    Thanks for the laughs.

  14. They are not the ones taking out debt.

    Of course they are, and big time, ask any broker what "leverage" means.

    NINJA loans

    Precisely, see how you speak of big loans to the poor as a deviation? Normally the system benefits have to be limited only to the rich, higher middle class at most, otherwise you get big bubbles rather than "mild" inflation. It's no different than any other embezzlement scheme, if it is to work for a long time, you have to keep it low.

  15. "Precisely, see how you speak of big loans to the poor as a deviation?"

    LOL... So now you are just admitting that this statmeent of yours was nonsense? Is that right?:

    "And the poor are not the ones with good enough credit rating to borrow"

    As for the poor not getting drowned in debt, I guess this must be a figment of someone's imagination, huh!?



  16. If you support NINJA loans, then yes, you do (slightly) decrease the keynesian transfers from the rich to the poor. But then as you know the system of embezzlement collapses.

    The poor do get drowned in debt. Like the $3,000 as in your example. Maybe $10,000. Funny. $100,000 highly unlikely, no bank would allow any poor person to accumulate such debt, they would have sent his ass on the street much sooner. It's not even nearly the multi million debts the rich routinely use when they invest with leverage, so that's where your keynesian benefits end up.

  17. Reading through some of your archives I don't know how you maintain sanity dealing with idiots who use 'statist' and 'keynesian' as self evident insults at every possible opportunity.
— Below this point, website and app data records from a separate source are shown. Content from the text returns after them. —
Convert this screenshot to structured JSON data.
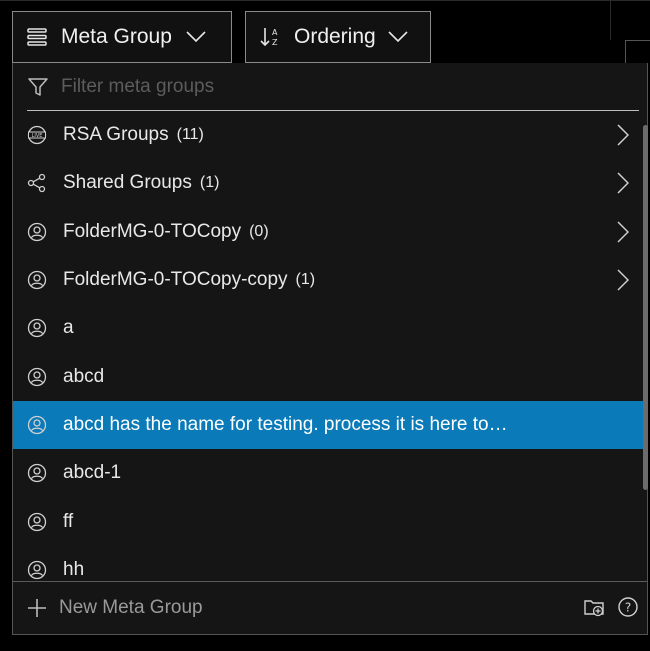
{
  "toolbar": {
    "meta_group_label": "Meta Group",
    "ordering_label": "Ordering"
  },
  "filter": {
    "placeholder": "Filter meta groups"
  },
  "items": [
    {
      "label": "RSA Groups",
      "count": "(11)",
      "icon": "live-icon",
      "has_submenu": true,
      "selected": false
    },
    {
      "label": "Shared Groups",
      "count": "(1)",
      "icon": "share-icon",
      "has_submenu": true,
      "selected": false
    },
    {
      "label": "FolderMG-0-TOCopy",
      "count": "(0)",
      "icon": "user-icon",
      "has_submenu": true,
      "selected": false
    },
    {
      "label": "FolderMG-0-TOCopy-copy",
      "count": "(1)",
      "icon": "user-icon",
      "has_submenu": true,
      "selected": false
    },
    {
      "label": "a",
      "count": "",
      "icon": "user-icon",
      "has_submenu": false,
      "selected": false
    },
    {
      "label": "abcd",
      "count": "",
      "icon": "user-icon",
      "has_submenu": false,
      "selected": false
    },
    {
      "label": "abcd has the name for testing. process it is here to…",
      "count": "",
      "icon": "user-icon",
      "has_submenu": false,
      "selected": true
    },
    {
      "label": "abcd-1",
      "count": "",
      "icon": "user-icon",
      "has_submenu": false,
      "selected": false
    },
    {
      "label": "ff",
      "count": "",
      "icon": "user-icon",
      "has_submenu": false,
      "selected": false
    },
    {
      "label": "hh",
      "count": "",
      "icon": "user-icon",
      "has_submenu": false,
      "selected": false
    }
  ],
  "footer": {
    "new_label": "New Meta Group"
  },
  "colors": {
    "selected": "#0a7ab8",
    "background": "#151515"
  }
}
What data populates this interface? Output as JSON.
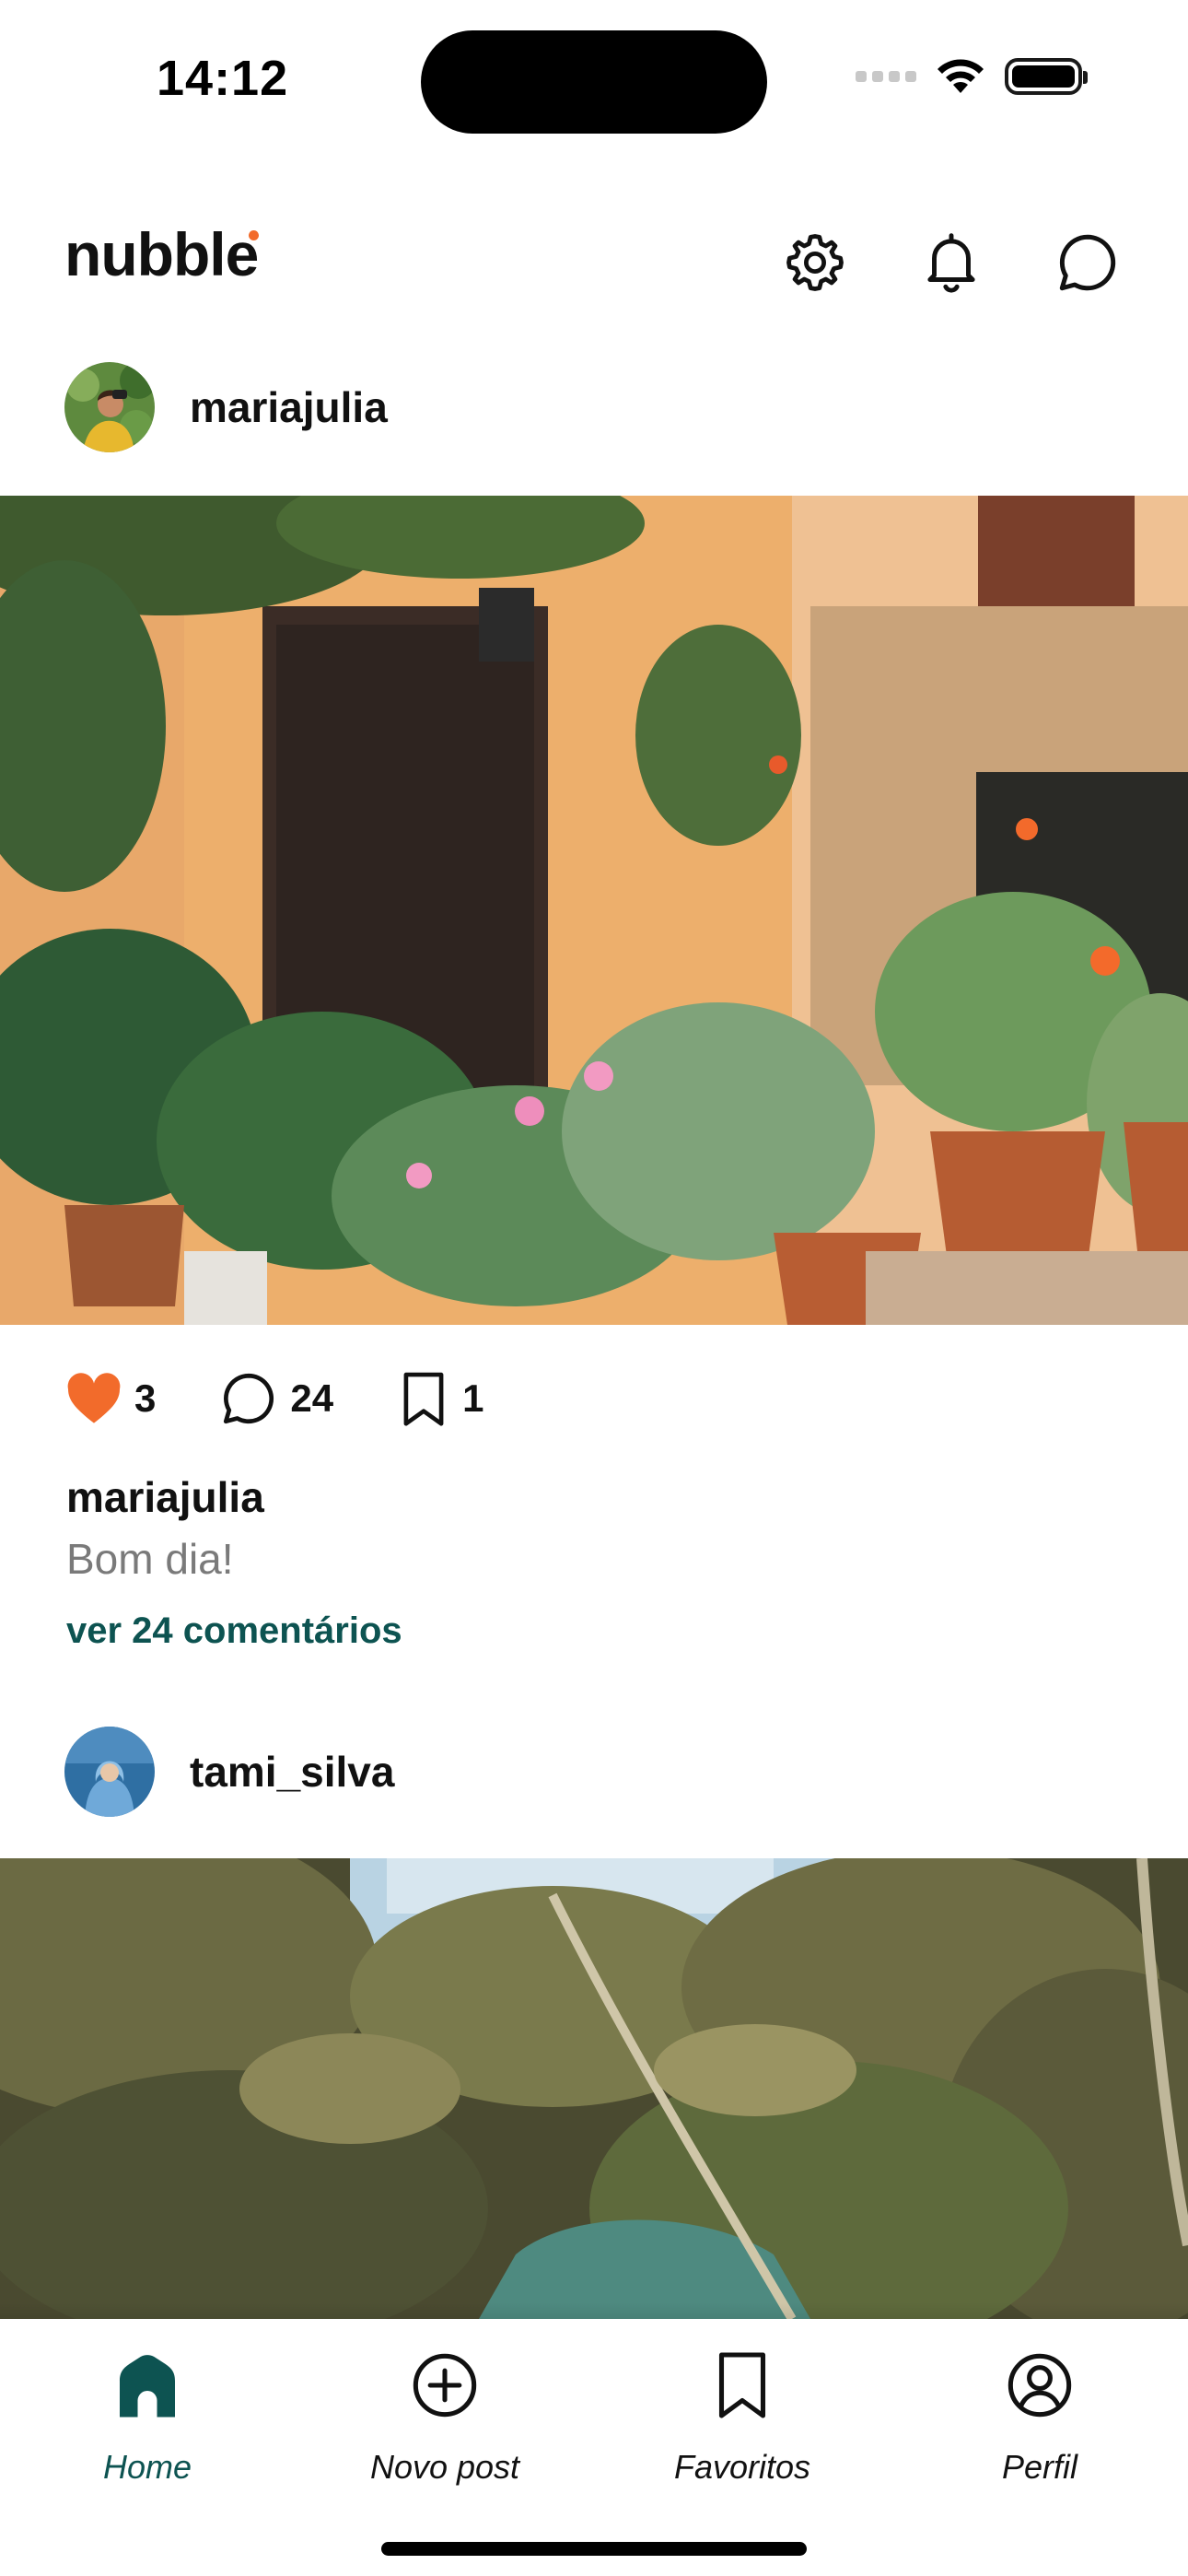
{
  "status_bar": {
    "time": "14:12"
  },
  "header": {
    "logo": "nubble",
    "logo_dot_color": "#F26B2B",
    "actions": [
      {
        "name": "settings",
        "icon": "gear-icon"
      },
      {
        "name": "notifications",
        "icon": "bell-icon"
      },
      {
        "name": "messages",
        "icon": "chat-bubble-icon"
      }
    ]
  },
  "feed": {
    "posts": [
      {
        "author": "mariajulia",
        "avatar_icon": "avatar-woman-photographer",
        "image": "house-facade-with-potted-plants",
        "likes": "3",
        "comments": "24",
        "favorites": "1",
        "liked": true,
        "caption_author": "mariajulia",
        "caption": "Bom dia!",
        "comments_link": "ver 24 comentários"
      },
      {
        "author": "tami_silva",
        "avatar_icon": "avatar-woman-in-blue-hoodie",
        "image": "palm-trees-over-river"
      }
    ]
  },
  "tab_bar": {
    "tabs": [
      {
        "label": "Home",
        "icon": "home-icon",
        "active": true
      },
      {
        "label": "Novo post",
        "icon": "plus-circle-icon",
        "active": false
      },
      {
        "label": "Favoritos",
        "icon": "bookmark-icon",
        "active": false
      },
      {
        "label": "Perfil",
        "icon": "profile-icon",
        "active": false
      }
    ]
  },
  "colors": {
    "brand_primary": "#0D5351",
    "like_heart": "#F26B2B",
    "text_primary": "#111111",
    "text_secondary": "#7A7A7A"
  }
}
    ED describes them all so well: http://encyclopediadramatica.ch/Libertarianism